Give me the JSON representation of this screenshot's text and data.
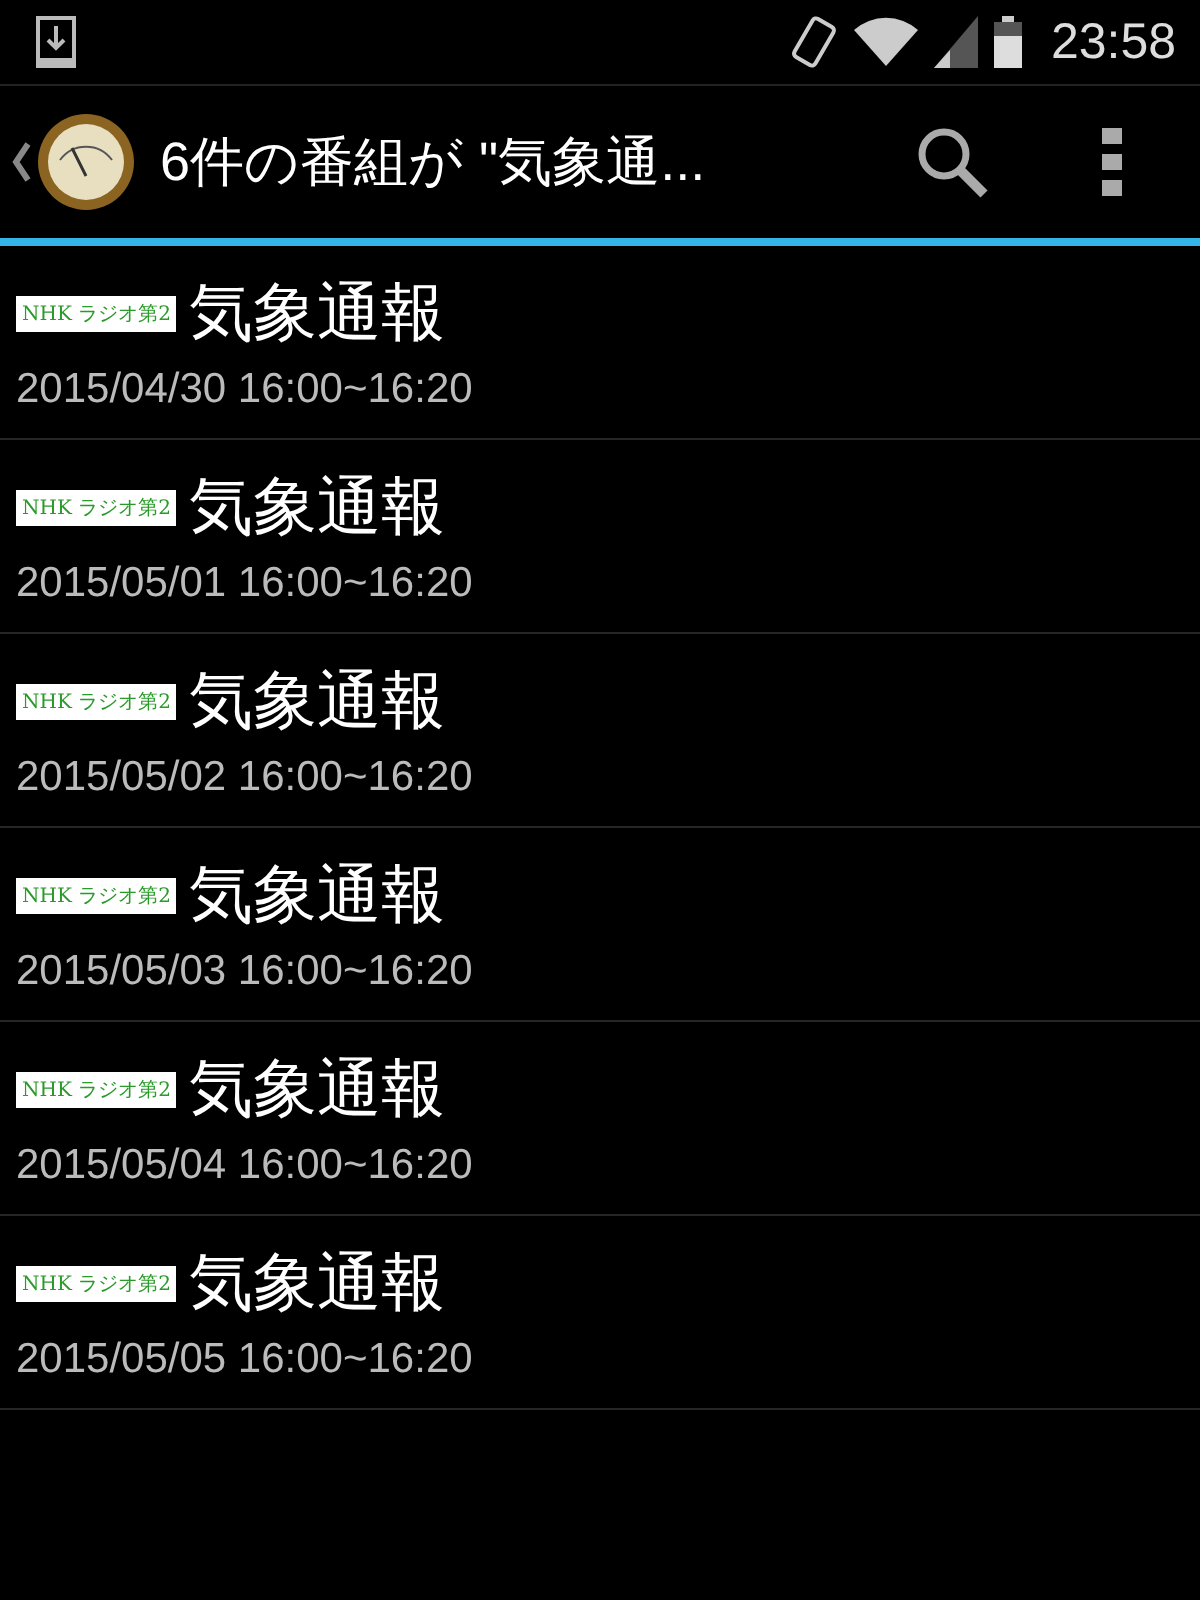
{
  "status_bar": {
    "time": "23:58"
  },
  "action_bar": {
    "title": "6件の番組が \"気象通..."
  },
  "programs": [
    {
      "station": "NHK ラジオ第2",
      "title": "気象通報",
      "schedule": "2015/04/30 16:00~16:20"
    },
    {
      "station": "NHK ラジオ第2",
      "title": "気象通報",
      "schedule": "2015/05/01 16:00~16:20"
    },
    {
      "station": "NHK ラジオ第2",
      "title": "気象通報",
      "schedule": "2015/05/02 16:00~16:20"
    },
    {
      "station": "NHK ラジオ第2",
      "title": "気象通報",
      "schedule": "2015/05/03 16:00~16:20"
    },
    {
      "station": "NHK ラジオ第2",
      "title": "気象通報",
      "schedule": "2015/05/04 16:00~16:20"
    },
    {
      "station": "NHK ラジオ第2",
      "title": "気象通報",
      "schedule": "2015/05/05 16:00~16:20"
    }
  ]
}
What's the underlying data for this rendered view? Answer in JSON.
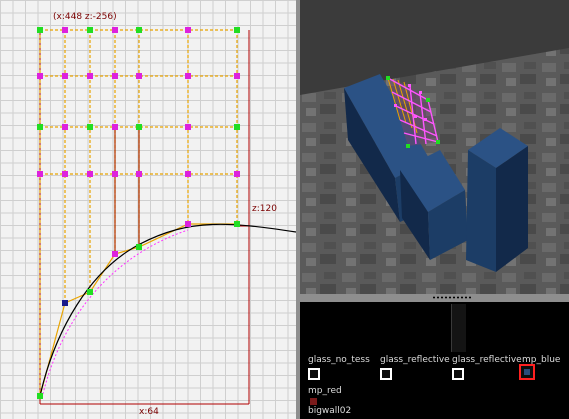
{
  "grid_view": {
    "top_coord_label": "(x:448  z:-256)",
    "right_coord_label": "z:120",
    "bottom_coord_label": "x:64",
    "colors": {
      "grid_line": "#cfcfcf",
      "control_line": "#e9a400",
      "frame_line": "#b00000",
      "curve": "#000000",
      "corner_handle": "#22dd22",
      "mid_handle": "#dd22dd",
      "selected_handle": "#1a1a8a"
    }
  },
  "camera_view": {
    "colors": {
      "floor": "#575757",
      "block_front": "#1c3d66",
      "block_side": "#12294a",
      "block_top": "#2b5285",
      "patch_mesh": "#ff55ff",
      "patch_edge": "#e9a400"
    }
  },
  "texture_browser": {
    "textures": [
      {
        "name": "glass_no_tess"
      },
      {
        "name": "glass_reflective"
      },
      {
        "name": "glass_reflective"
      },
      {
        "name": "mp_blue",
        "selected": true
      }
    ],
    "row2_label": "mp_red",
    "row3_label": "bigwall02"
  }
}
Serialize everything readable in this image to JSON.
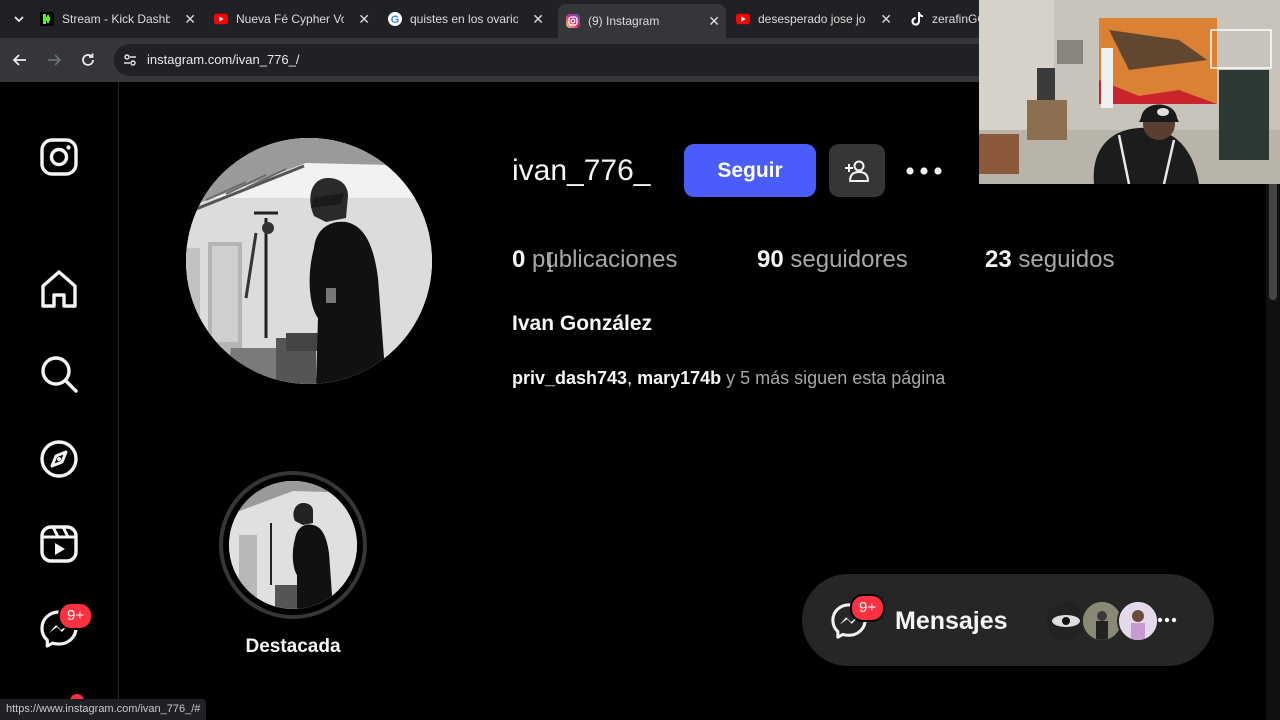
{
  "browser": {
    "tabs": [
      {
        "title": "Stream - Kick Dashboard",
        "icon": "kick-icon",
        "active": false
      },
      {
        "title": "Nueva Fé Cypher Vol",
        "icon": "youtube-icon",
        "active": false
      },
      {
        "title": "quistes en los ovarios",
        "icon": "google-icon",
        "active": false
      },
      {
        "title": "(9) Instagram",
        "icon": "instagram-icon",
        "active": true
      },
      {
        "title": "desesperado jose jose",
        "icon": "youtube-icon",
        "active": false
      },
      {
        "title": "zerafinGG",
        "icon": "tiktok-icon",
        "active": false
      }
    ],
    "url": "instagram.com/ivan_776_/",
    "status_url": "https://www.instagram.com/ivan_776_/#"
  },
  "sidebar": {
    "items": [
      {
        "name": "instagram-logo-icon"
      },
      {
        "name": "home-icon"
      },
      {
        "name": "search-icon"
      },
      {
        "name": "explore-icon"
      },
      {
        "name": "reels-icon"
      },
      {
        "name": "messenger-icon",
        "badge": "9+"
      }
    ]
  },
  "profile": {
    "username": "ivan_776_",
    "follow_label": "Seguir",
    "stats": {
      "posts_count": "0",
      "posts_label": "publicaciones",
      "followers_count": "90",
      "followers_label": "seguidores",
      "following_count": "23",
      "following_label": "seguidos"
    },
    "full_name": "Ivan González",
    "followed_by": {
      "user1": "priv_dash743",
      "separator": ", ",
      "user2": "mary174b",
      "suffix": " y 5 más siguen esta página"
    }
  },
  "highlights": [
    {
      "label": "Destacada"
    }
  ],
  "messages": {
    "label": "Mensajes",
    "badge": "9+"
  },
  "colors": {
    "accent_blue": "#4a5dfa",
    "notification_red": "#ff3040",
    "background": "#000000",
    "secondary_button": "#363636"
  }
}
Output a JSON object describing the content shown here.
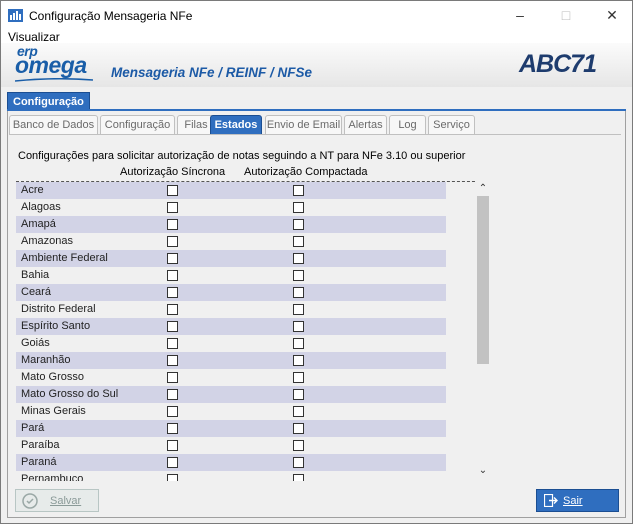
{
  "window": {
    "title": "Configuração Mensageria NFe"
  },
  "menu": {
    "items": [
      "Visualizar"
    ]
  },
  "banner": {
    "logo_erp": "erp",
    "logo_omega": "omega",
    "title": "Mensageria NFe / REINF / NFSe",
    "brand": "ABC71"
  },
  "main_tab": {
    "label": "Configuração"
  },
  "subtabs": [
    "Banco de Dados",
    "Configuração",
    "Filas",
    "Estados",
    "Envio de Email",
    "Alertas",
    "Log",
    "Serviço"
  ],
  "active_subtab": "Estados",
  "content": {
    "description": "Configurações para solicitar autorização de notas seguindo a NT para NFe 3.10 ou superior",
    "col_sincrona": "Autorização Síncrona",
    "col_compactada": "Autorização Compactada"
  },
  "states": [
    {
      "name": "Acre",
      "sincrona": false,
      "compactada": false
    },
    {
      "name": "Alagoas",
      "sincrona": false,
      "compactada": false
    },
    {
      "name": "Amapá",
      "sincrona": false,
      "compactada": false
    },
    {
      "name": "Amazonas",
      "sincrona": false,
      "compactada": false
    },
    {
      "name": "Ambiente Federal",
      "sincrona": false,
      "compactada": false
    },
    {
      "name": "Bahia",
      "sincrona": false,
      "compactada": false
    },
    {
      "name": "Ceará",
      "sincrona": false,
      "compactada": false
    },
    {
      "name": "Distrito Federal",
      "sincrona": false,
      "compactada": false
    },
    {
      "name": "Espírito Santo",
      "sincrona": false,
      "compactada": false
    },
    {
      "name": "Goiás",
      "sincrona": false,
      "compactada": false
    },
    {
      "name": "Maranhão",
      "sincrona": false,
      "compactada": false
    },
    {
      "name": "Mato Grosso",
      "sincrona": false,
      "compactada": false
    },
    {
      "name": "Mato Grosso do Sul",
      "sincrona": false,
      "compactada": false
    },
    {
      "name": "Minas Gerais",
      "sincrona": false,
      "compactada": false
    },
    {
      "name": "Pará",
      "sincrona": false,
      "compactada": false
    },
    {
      "name": "Paraíba",
      "sincrona": false,
      "compactada": false
    },
    {
      "name": "Paraná",
      "sincrona": false,
      "compactada": false
    },
    {
      "name": "Pernambuco",
      "sincrona": false,
      "compactada": false
    }
  ],
  "buttons": {
    "save": "Salvar",
    "exit": "Sair"
  },
  "colors": {
    "accent": "#2f6ebf",
    "row_alt": "#d2d3e6",
    "brand_blue": "#1a5ea8"
  }
}
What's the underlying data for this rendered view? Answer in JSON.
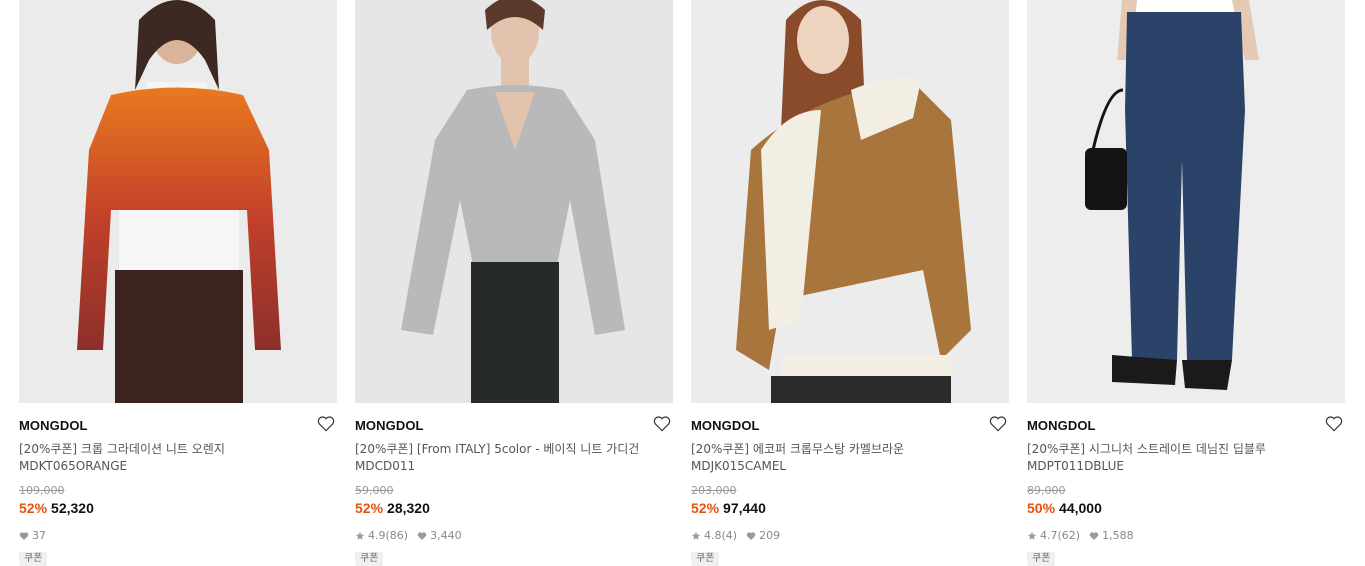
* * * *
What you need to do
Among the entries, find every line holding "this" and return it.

Task response
Give me the JSON representation of this screenshot's text and data.
What's the underlying data for this rendered view? Answer in JSON.
Serialize everything readable in this image to JSON.
What's the underlying data for this rendered view? Answer in JSON.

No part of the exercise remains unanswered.